Perhaps what they claim to evaluate is personal happiness, but this measuring – as Lacan said – is ethically impracticable. And anyway, what would the standard be?
Apparently the evaluation of happiness accomplishes, in a diminished form, the project of the Enlightenment to make happiness a political factor. But precisely the era of the Enlightened taught us that it is impossible to pass from a personal happiness to a collective happiness. A theorem of the impossibility was announced to this ends by Kenneth Arrow in 1951. The lie of the technical-managerial new liberals is to make us believe that the unhappiness of each person improves if «inevitable» rules of good practice prescribed by the market are followed. Accept more risks for the individual and everything will go better for the collective. Accept less social protection and the state will be more dynamic. Accept not having access to other than de-conditioning psychotherapy, give up long-term hopes, and the happiness of everyone will improve. It is always the same lie.
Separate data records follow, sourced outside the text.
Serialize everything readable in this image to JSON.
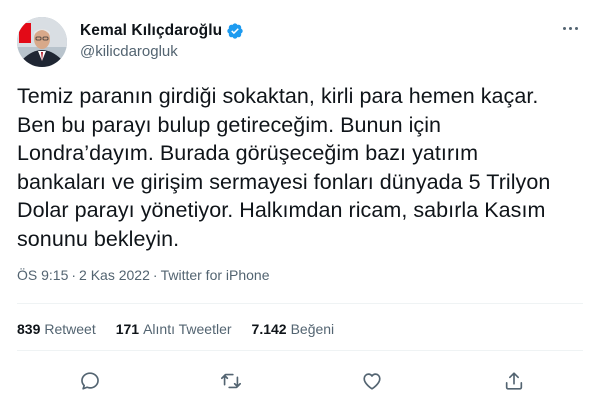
{
  "author": {
    "display_name": "Kemal Kılıçdaroğlu",
    "handle": "@kilicdarogluk",
    "verified": true,
    "avatar_icon": "profile-photo"
  },
  "tweet": {
    "text": "Temiz paranın girdiği sokaktan, kirli para hemen kaçar.\nBen bu parayı bulup getireceğim. Bunun için\nLondra’dayım. Burada görüşeceğim bazı yatırım\nbankaları ve girişim sermayesi fonları dünyada 5 Trilyon\nDolar parayı yönetiyor. Halkımdan ricam, sabırla Kasım\nsonunu bekleyin.",
    "time": "ÖS 9:15",
    "date": "2 Kas 2022",
    "source": "Twitter for iPhone",
    "separator": "·"
  },
  "stats": {
    "retweets_count": "839",
    "retweets_label": "Retweet",
    "quotes_count": "171",
    "quotes_label": "Alıntı Tweetler",
    "likes_count": "7.142",
    "likes_label": "Beğeni"
  },
  "actions": {
    "icons": [
      "reply-icon",
      "retweet-icon",
      "like-icon",
      "share-icon"
    ]
  },
  "colors": {
    "text": "#0f1419",
    "secondary": "#536471",
    "verified": "#1d9bf0",
    "divider": "#eff3f4"
  }
}
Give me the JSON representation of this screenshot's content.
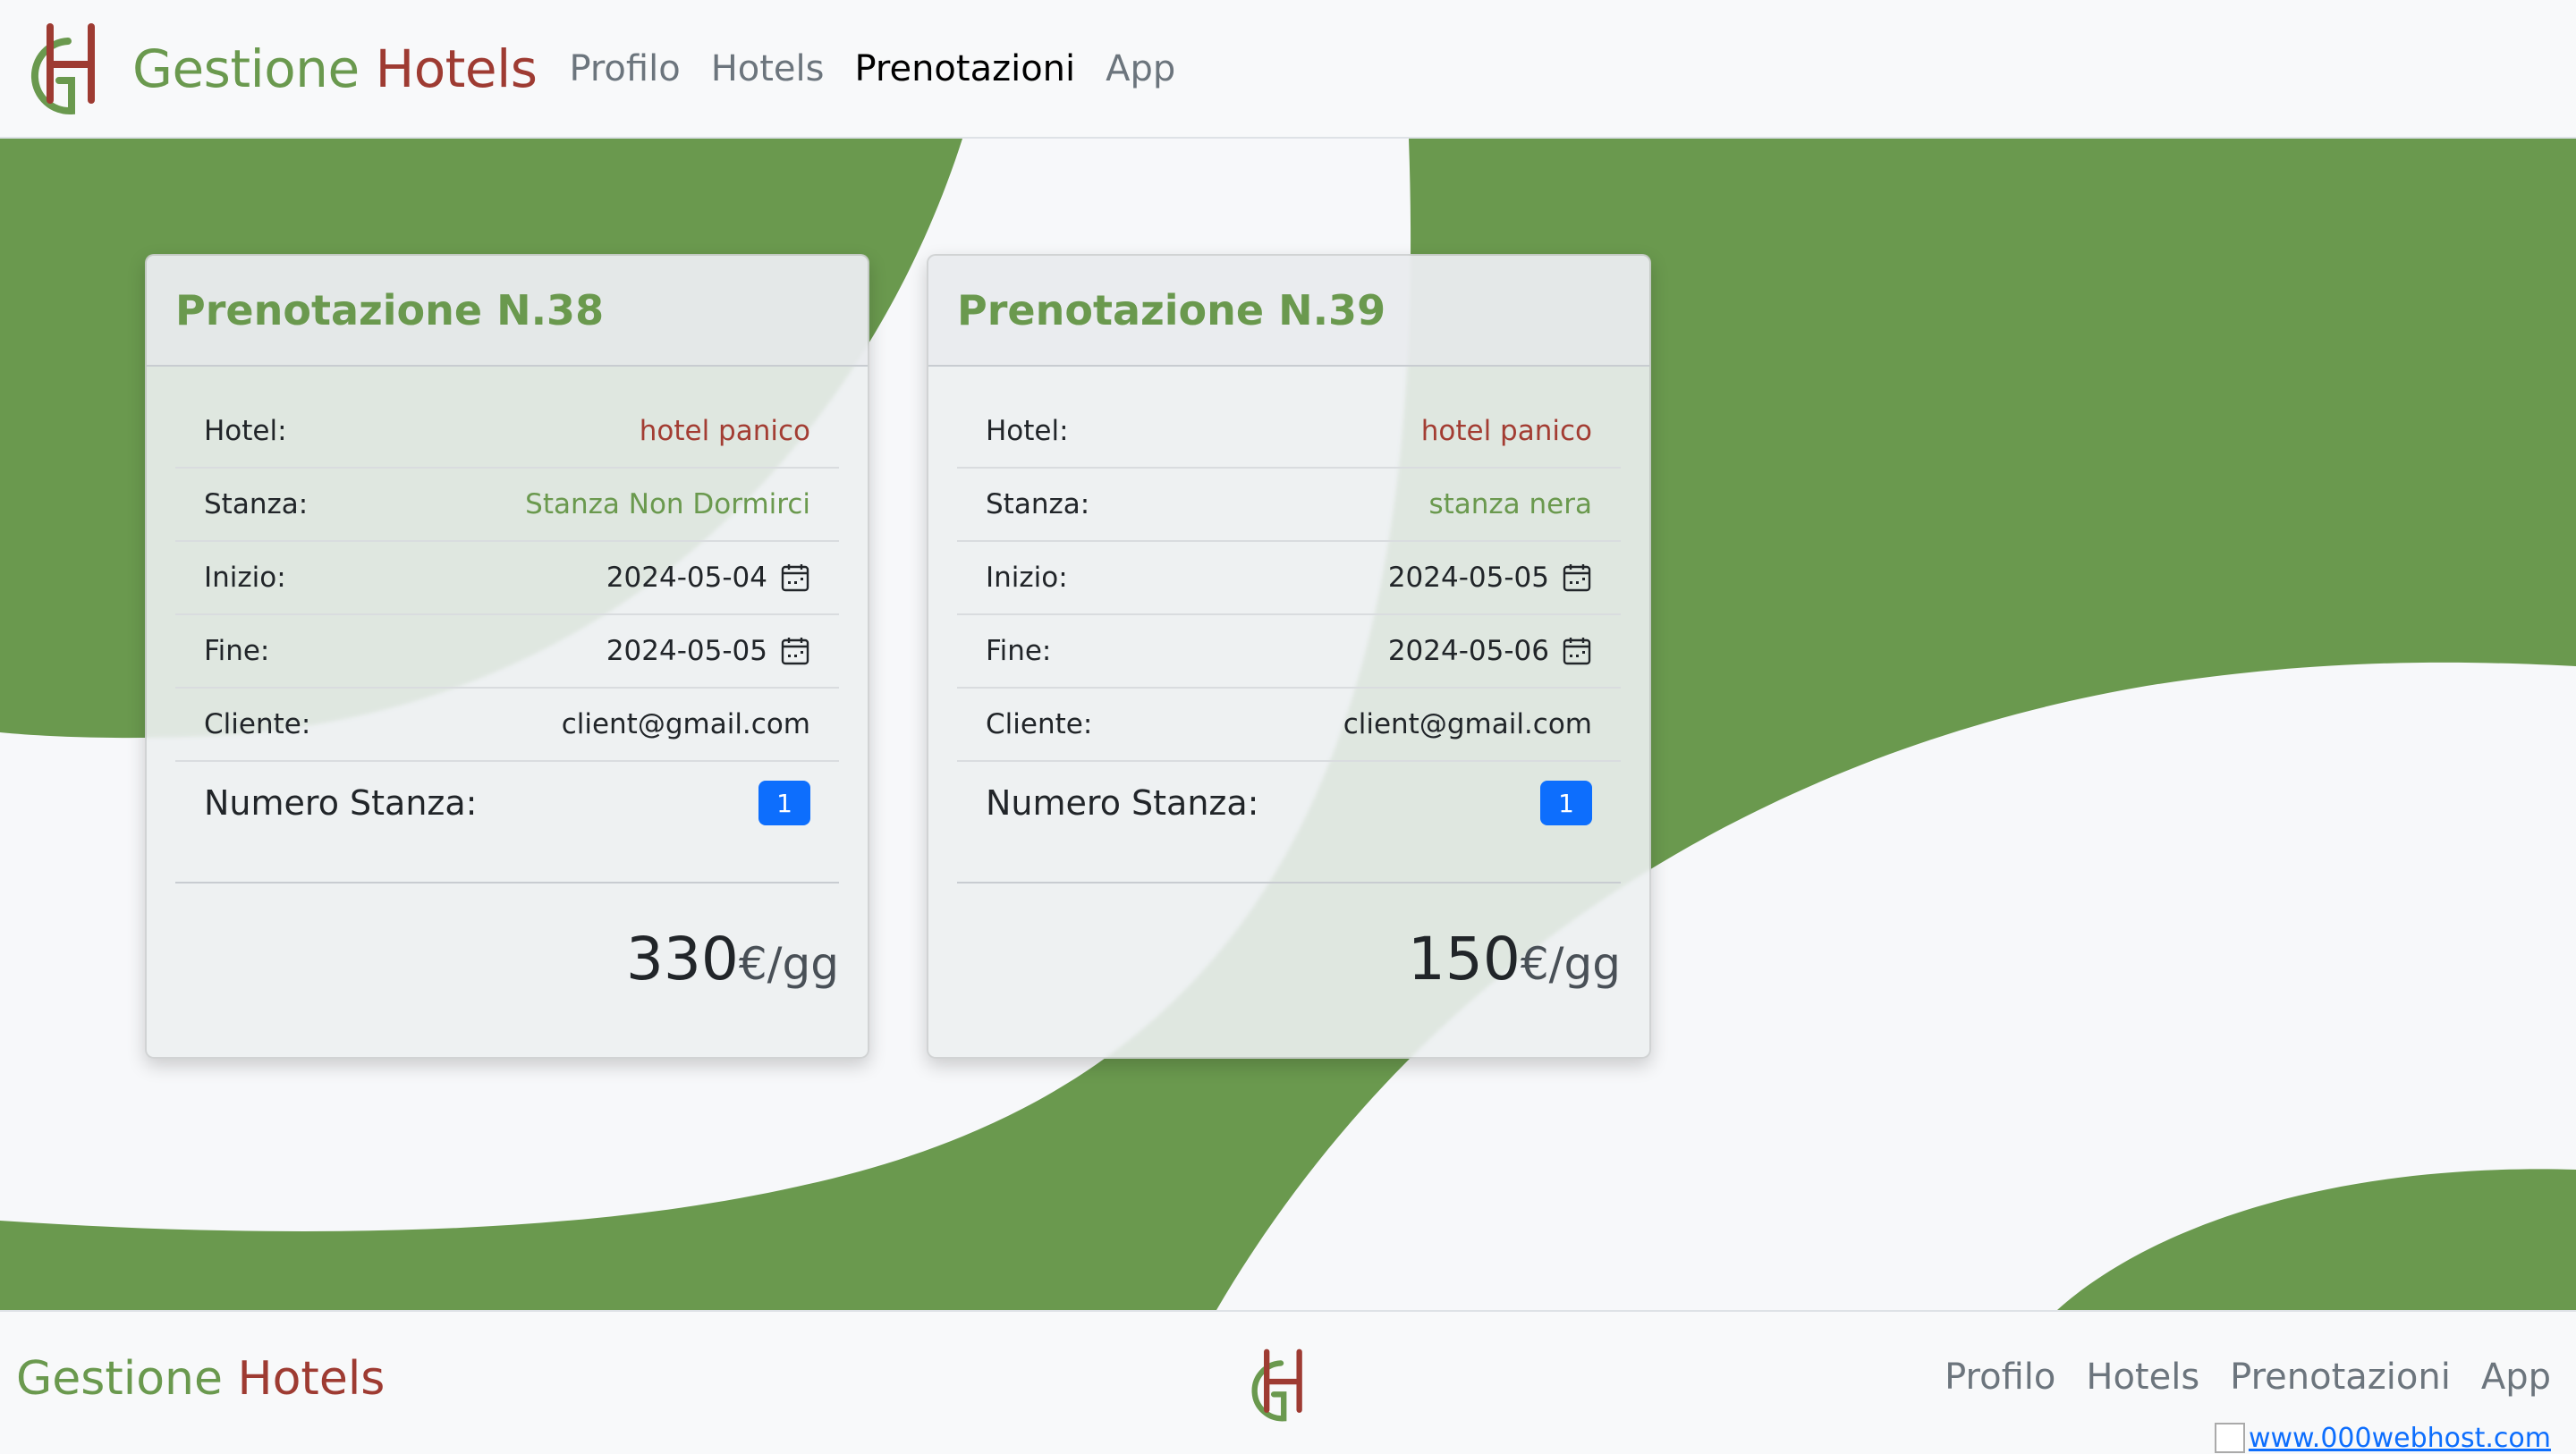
{
  "brand": {
    "part1": "Gestione",
    "part2": "Hotels"
  },
  "nav": {
    "items": [
      "Profilo",
      "Hotels",
      "Prenotazioni",
      "App"
    ],
    "active": "Prenotazioni"
  },
  "colors": {
    "green": "#6a994e",
    "red": "#9e3b32",
    "badge": "#0d6efd"
  },
  "cards": [
    {
      "title": "Prenotazione N.38",
      "hotel_label": "Hotel:",
      "hotel": "hotel panico",
      "stanza_label": "Stanza:",
      "stanza": "Stanza Non Dormirci",
      "inizio_label": "Inizio:",
      "inizio": "2024-05-04",
      "fine_label": "Fine:",
      "fine": "2024-05-05",
      "cliente_label": "Cliente:",
      "cliente": "client@gmail.com",
      "numero_label": "Numero Stanza:",
      "numero": "1",
      "price": "330",
      "unit": "€/gg"
    },
    {
      "title": "Prenotazione N.39",
      "hotel_label": "Hotel:",
      "hotel": "hotel panico",
      "stanza_label": "Stanza:",
      "stanza": "stanza nera",
      "inizio_label": "Inizio:",
      "inizio": "2024-05-05",
      "fine_label": "Fine:",
      "fine": "2024-05-06",
      "cliente_label": "Cliente:",
      "cliente": "client@gmail.com",
      "numero_label": "Numero Stanza:",
      "numero": "1",
      "price": "150",
      "unit": "€/gg"
    }
  ],
  "footer": {
    "brand_part1": "Gestione",
    "brand_part2": "Hotels",
    "nav": [
      "Profilo",
      "Hotels",
      "Prenotazioni",
      "App"
    ],
    "host_link": "www.000webhost.com"
  },
  "icons": {
    "calendar": "calendar-icon",
    "logo": "gh-logo-icon"
  }
}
Who will win this battle?
When the bill comes back to the National Assembly in Spring, we will try to convince our psychoanalyst colleagues to not be content with the extra territorial statute which has been conceded to them. We are also the voice of those who most often are suspected of being «charlatans», or rather the psychotherapists. However this bill is voted, a long lasting battle is about to start. It means fighting, with psychoanalysis and with all those who want to be with us, against the return of the worst.
Il Manifesto, 21 Febbraio 2004, pag. 13
(tr. Rosemary Dewart)